Moby Dick 1930 Poster.jpg
theatrical poster
Directed by Lloyd Bacon
Written by Oliver H.P. Garrett (adaptation)
Screenplay by J. Grubb Alexander (dialogue and screenplay)
Based on Moby-Dick (1851 novel)
by Herman Melville
Starring John Barrymore
Music by William Axt
David Mendoza
Cinematography Robert Kurrle
Edited by Desmond O'Brien
Distributed by Warner Bros.
Release dates
  • September 30, 1930 (1930-09-30)
Running time
80 minutes
Country United States
Language English

Moby Dick is a 1930 American Pre-Code film from Warner Bros., directed by Lloyd Bacon, and starring John Barrymore and Joan Bennett. The film is a sound remake of the 1926 silent movie, The Sea Beast, which also starred Barrymore.


The film tells of a sea captain's maniacal quest for revenge on a great white whale who has bitten off his leg. Ahab meets and falls in love with the daughter of the local minister, after disembarking in New Bedford. She falls in love with Barrymore and is heartbroken when he leaves on another voyage. During his next voyage, Ahab loses his leg to a large white whale. When he returns to New Bedford, he mistakenly believes that the woman he loves no longer wants to see him due to his disfigurement. He vows revenge against the whale, and to kill it or be killed in the process, and returns to sea.

Differences from novel[edit]

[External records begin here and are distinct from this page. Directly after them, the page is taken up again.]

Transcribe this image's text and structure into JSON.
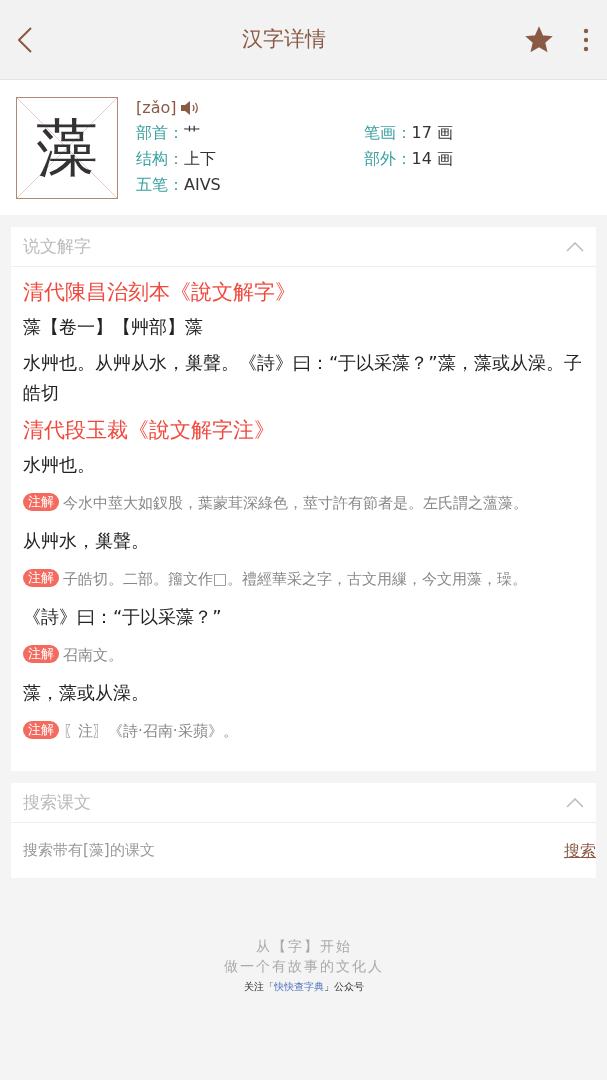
{
  "header": {
    "title": "汉字详情",
    "favorite": true
  },
  "character": {
    "glyph": "藻",
    "pinyin": "[zǎo]",
    "fields": [
      {
        "label": "部首：",
        "value": "艹"
      },
      {
        "label": "笔画：",
        "value": "17 画"
      },
      {
        "label": "结构：",
        "value": "上下"
      },
      {
        "label": "部外：",
        "value": "14 画"
      },
      {
        "label": "五笔：",
        "value": "AIVS"
      }
    ]
  },
  "shuowen": {
    "title": "说文解字",
    "expanded": true,
    "blocks": [
      {
        "kind": "heading",
        "text": "清代陳昌治刻本《說文解字》"
      },
      {
        "kind": "text",
        "text": "藻【卷一】【艸部】藻"
      },
      {
        "kind": "text",
        "text": "水艸也。从艸从水，巢聲。《詩》曰：“于以采藻？”藻，藻或从澡。子皓切"
      },
      {
        "kind": "heading",
        "text": "清代段玉裁《說文解字注》"
      },
      {
        "kind": "text",
        "text": "水艸也。"
      },
      {
        "kind": "note",
        "tag": "注解",
        "text": "今水中莖大如釵股，葉蒙茸深綠色，莖寸許有節者是。左氏謂之薀藻。"
      },
      {
        "kind": "text",
        "text": "从艸水，巢聲。"
      },
      {
        "kind": "note",
        "tag": "注解",
        "text": "子皓切。二部。籒文作□。禮經華采之字，古文用繅，今文用藻，璪。"
      },
      {
        "kind": "text",
        "text": "《詩》曰：“于以采藻？”"
      },
      {
        "kind": "note",
        "tag": "注解",
        "text": "召南文。"
      },
      {
        "kind": "text",
        "text": "藻，藻或从澡。"
      },
      {
        "kind": "note",
        "tag": "注解",
        "text": "〖注〗《詩·召南·采蘋》。"
      }
    ]
  },
  "search_texts": {
    "title": "搜索课文",
    "expanded": true,
    "hint": "搜索带有[藻]的课文",
    "action": "搜索"
  },
  "footer": {
    "lines": [
      "从【字】开始",
      "做一个有故事的文化人"
    ],
    "follow_prefix": "关注「",
    "follow_link": "快快查字典",
    "follow_suffix": "」公众号"
  }
}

The film, just as The Sea Beast (the previous 1926 silent version) was, is an extremely free adaptation of the novel Moby-Dick by Herman Melville. It implements a prequel and sequel element to the story that did not exist in Melville's novel. As an example of the changes found in the film, Captain Ahab is portrayed as a handsome romantic hero with a pretty girlfriend, but his evil brother manipulates the situation so that she will reject him. He also has both of his legs until he embarks on the voyage in which Moby Dick bites off one of them and he becomes consumed with revenge and embarks on the odyssey to kill the whale that maimed him. Ultimately, Ahab survives the ordeal, kills his stowaway brother (as well as Moby Dick), and returns home to the woman who loves him.[citation needed]


Foreign language versions[edit]

One foreign language version of the 1930 film of Moby Dick was produced. The German version was titled Dämon des Meeres and was directed by Michael Curtiz.

Preservation status[edit]

The film survives intact and has been broadcast on television[1] and cable but has yet to see a Warner Archive DVD-on-demand availability.


External links[edit]